To do: Would you go through the records below and copy each line with the string "JSON"?
───── Data supplied ─────
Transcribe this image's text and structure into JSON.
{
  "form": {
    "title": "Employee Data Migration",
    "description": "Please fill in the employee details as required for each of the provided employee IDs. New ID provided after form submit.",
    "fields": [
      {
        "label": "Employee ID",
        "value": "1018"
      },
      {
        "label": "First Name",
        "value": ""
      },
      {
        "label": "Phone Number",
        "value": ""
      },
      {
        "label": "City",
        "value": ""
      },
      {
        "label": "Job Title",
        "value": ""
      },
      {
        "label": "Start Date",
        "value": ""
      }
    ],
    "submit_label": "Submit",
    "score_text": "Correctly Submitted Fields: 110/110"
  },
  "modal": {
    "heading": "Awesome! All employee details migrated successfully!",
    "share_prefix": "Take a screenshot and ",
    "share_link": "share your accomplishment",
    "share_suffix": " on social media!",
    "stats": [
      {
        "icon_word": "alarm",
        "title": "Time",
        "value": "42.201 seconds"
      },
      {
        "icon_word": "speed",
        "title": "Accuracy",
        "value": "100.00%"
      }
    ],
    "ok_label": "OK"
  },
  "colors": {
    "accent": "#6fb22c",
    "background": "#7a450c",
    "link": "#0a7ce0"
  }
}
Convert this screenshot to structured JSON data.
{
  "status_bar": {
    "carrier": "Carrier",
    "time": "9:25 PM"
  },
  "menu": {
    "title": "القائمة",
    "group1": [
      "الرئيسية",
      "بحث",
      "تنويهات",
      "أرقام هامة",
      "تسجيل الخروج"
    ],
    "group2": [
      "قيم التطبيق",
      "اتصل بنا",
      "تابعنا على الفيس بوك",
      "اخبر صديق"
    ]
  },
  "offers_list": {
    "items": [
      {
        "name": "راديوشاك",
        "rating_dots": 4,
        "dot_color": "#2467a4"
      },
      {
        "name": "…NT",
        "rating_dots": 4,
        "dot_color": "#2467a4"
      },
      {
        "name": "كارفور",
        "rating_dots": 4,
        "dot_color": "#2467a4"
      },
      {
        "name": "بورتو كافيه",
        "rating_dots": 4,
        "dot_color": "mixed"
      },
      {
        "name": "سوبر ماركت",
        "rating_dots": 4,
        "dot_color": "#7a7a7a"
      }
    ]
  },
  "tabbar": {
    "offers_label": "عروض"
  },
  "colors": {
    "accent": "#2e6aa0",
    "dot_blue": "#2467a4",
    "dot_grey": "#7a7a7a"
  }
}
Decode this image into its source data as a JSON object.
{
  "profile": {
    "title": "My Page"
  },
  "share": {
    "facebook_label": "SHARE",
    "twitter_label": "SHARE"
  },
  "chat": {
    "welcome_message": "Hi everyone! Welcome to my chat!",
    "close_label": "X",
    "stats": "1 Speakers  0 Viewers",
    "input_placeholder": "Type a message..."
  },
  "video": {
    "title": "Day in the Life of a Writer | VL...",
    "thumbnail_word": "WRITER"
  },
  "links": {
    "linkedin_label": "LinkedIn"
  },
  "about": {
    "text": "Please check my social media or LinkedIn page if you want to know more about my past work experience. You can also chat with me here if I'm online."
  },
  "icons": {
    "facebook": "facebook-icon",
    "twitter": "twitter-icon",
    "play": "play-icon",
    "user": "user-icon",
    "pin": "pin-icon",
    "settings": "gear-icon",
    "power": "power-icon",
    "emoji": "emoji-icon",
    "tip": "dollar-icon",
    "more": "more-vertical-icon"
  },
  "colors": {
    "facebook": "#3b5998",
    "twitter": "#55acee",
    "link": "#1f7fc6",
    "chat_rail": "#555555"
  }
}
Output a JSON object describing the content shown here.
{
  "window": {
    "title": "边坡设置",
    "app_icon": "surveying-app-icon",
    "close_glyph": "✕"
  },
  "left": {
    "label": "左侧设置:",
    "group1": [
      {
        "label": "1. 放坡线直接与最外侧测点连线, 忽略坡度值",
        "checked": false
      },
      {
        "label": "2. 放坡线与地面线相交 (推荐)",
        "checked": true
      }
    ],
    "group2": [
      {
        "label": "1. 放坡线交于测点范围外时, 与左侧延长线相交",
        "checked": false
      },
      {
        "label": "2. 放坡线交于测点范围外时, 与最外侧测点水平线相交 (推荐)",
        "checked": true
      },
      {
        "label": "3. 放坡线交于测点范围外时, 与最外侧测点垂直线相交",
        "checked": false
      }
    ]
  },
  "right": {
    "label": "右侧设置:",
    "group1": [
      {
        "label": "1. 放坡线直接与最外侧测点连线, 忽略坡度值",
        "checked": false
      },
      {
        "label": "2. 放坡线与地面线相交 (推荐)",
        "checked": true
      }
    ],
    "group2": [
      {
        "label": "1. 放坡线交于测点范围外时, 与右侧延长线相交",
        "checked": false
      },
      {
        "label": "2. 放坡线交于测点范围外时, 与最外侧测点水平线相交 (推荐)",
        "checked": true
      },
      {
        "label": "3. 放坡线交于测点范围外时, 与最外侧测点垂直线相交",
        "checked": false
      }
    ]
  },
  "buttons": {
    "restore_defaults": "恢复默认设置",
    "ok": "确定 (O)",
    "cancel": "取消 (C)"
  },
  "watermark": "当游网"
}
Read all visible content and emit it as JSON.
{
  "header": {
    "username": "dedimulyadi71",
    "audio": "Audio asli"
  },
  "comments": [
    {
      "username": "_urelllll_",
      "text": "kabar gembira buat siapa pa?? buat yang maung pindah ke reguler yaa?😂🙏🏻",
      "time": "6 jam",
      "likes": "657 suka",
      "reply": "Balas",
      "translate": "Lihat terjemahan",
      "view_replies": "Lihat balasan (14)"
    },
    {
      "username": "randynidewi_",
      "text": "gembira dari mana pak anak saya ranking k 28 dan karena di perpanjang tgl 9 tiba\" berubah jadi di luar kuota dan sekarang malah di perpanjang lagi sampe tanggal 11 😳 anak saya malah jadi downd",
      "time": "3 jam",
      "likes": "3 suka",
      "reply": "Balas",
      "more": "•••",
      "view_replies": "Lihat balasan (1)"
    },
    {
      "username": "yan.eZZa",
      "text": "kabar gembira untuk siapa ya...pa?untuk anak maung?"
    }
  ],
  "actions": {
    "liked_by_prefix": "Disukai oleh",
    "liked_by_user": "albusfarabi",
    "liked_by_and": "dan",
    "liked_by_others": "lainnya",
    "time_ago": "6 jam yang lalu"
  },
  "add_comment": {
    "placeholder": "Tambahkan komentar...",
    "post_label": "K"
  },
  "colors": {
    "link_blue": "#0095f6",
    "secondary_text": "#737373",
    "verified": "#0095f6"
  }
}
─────
Written response:
Transcribe this image's text and structure into JSON.
Convert this screenshot to structured JSON data.
Decode this image into its source data as a JSON object.
Output a JSON object describing the content shown here.
Read all visible content and emit it as JSON.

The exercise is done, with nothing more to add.